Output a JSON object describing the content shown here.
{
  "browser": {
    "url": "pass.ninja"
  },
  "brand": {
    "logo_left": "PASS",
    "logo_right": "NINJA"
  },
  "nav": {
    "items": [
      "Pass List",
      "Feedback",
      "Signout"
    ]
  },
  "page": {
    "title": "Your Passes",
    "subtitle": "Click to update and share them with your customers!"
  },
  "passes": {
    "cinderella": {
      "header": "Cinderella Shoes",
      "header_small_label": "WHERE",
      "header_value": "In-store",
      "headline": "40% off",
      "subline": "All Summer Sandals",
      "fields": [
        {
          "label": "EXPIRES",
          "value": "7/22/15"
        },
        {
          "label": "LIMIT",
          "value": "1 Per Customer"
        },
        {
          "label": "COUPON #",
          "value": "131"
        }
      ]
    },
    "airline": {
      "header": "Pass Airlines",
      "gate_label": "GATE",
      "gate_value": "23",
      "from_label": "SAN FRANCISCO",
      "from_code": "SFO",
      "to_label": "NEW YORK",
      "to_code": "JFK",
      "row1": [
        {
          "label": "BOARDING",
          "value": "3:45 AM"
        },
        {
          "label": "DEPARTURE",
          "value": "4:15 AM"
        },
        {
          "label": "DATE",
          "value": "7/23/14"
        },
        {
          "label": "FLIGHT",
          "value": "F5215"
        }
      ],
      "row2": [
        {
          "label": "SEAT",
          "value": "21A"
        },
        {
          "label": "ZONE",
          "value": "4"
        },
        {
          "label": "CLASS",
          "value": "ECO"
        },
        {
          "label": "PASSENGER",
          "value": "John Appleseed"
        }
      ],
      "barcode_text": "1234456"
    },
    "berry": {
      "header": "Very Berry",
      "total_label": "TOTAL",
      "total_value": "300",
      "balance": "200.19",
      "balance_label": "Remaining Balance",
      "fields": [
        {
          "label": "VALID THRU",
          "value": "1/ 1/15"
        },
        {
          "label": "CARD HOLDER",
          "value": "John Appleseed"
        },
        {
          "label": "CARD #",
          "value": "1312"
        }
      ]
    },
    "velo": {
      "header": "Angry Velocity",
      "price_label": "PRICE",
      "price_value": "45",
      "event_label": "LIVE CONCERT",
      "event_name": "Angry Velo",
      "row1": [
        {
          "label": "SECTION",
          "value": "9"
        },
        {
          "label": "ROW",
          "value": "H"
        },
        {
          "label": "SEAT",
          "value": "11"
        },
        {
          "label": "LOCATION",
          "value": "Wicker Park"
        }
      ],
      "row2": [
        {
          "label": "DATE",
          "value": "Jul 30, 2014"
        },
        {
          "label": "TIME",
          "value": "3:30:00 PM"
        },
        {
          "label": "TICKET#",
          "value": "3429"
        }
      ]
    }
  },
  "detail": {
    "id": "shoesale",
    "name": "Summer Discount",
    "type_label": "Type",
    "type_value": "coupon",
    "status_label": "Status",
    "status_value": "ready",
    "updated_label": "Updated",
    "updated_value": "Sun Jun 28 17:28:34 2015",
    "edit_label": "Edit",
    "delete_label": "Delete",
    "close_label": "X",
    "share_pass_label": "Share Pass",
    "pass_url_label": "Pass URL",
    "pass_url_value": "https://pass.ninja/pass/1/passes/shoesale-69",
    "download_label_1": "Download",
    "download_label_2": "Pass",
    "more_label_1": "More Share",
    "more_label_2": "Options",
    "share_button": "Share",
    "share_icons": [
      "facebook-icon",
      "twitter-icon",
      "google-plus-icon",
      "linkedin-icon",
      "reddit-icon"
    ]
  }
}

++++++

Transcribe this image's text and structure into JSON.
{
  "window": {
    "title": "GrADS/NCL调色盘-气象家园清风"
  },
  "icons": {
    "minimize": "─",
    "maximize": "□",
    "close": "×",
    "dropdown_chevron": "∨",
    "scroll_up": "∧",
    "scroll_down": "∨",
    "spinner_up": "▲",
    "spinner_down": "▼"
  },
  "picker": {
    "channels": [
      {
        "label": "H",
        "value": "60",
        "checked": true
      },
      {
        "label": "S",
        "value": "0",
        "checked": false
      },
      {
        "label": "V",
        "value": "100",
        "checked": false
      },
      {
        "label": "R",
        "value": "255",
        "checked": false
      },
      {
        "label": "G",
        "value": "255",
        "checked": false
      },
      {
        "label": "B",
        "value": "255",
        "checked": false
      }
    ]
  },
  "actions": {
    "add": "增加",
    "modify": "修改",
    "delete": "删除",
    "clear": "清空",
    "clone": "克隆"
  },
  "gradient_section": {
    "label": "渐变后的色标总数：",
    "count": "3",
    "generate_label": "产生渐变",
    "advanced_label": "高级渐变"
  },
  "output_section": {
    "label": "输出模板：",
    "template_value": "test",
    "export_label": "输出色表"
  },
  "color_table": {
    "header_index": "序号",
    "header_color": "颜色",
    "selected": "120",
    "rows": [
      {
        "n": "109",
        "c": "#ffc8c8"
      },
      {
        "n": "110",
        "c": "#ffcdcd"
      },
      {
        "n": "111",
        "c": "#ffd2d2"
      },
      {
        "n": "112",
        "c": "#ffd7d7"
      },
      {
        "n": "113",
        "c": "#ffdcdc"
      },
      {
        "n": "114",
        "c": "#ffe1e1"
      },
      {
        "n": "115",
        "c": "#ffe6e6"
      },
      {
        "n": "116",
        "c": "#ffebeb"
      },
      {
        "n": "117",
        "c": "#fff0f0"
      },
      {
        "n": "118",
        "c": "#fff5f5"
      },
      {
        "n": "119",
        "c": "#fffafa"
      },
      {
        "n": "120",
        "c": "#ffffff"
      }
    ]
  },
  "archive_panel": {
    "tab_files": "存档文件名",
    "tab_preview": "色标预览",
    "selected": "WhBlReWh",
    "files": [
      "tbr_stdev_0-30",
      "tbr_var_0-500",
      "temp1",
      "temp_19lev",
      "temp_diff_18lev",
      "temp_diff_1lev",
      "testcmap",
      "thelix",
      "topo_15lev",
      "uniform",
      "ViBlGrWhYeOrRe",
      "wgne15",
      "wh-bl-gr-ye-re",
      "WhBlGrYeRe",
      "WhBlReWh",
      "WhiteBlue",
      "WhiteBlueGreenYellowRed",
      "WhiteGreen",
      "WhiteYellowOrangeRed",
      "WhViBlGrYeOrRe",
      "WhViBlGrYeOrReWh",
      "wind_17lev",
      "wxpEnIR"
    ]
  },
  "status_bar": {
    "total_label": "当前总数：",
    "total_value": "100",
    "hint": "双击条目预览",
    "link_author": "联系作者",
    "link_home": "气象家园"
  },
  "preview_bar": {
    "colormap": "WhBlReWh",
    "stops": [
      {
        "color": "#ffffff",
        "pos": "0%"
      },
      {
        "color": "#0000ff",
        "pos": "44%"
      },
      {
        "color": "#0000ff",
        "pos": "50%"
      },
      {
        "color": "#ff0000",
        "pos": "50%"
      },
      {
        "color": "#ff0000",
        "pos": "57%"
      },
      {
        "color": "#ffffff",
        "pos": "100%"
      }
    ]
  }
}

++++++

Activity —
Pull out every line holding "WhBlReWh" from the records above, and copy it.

Answer to this problem —
    "selected": "WhBlReWh",
      "WhBlReWh",
    "colormap": "WhBlReWh",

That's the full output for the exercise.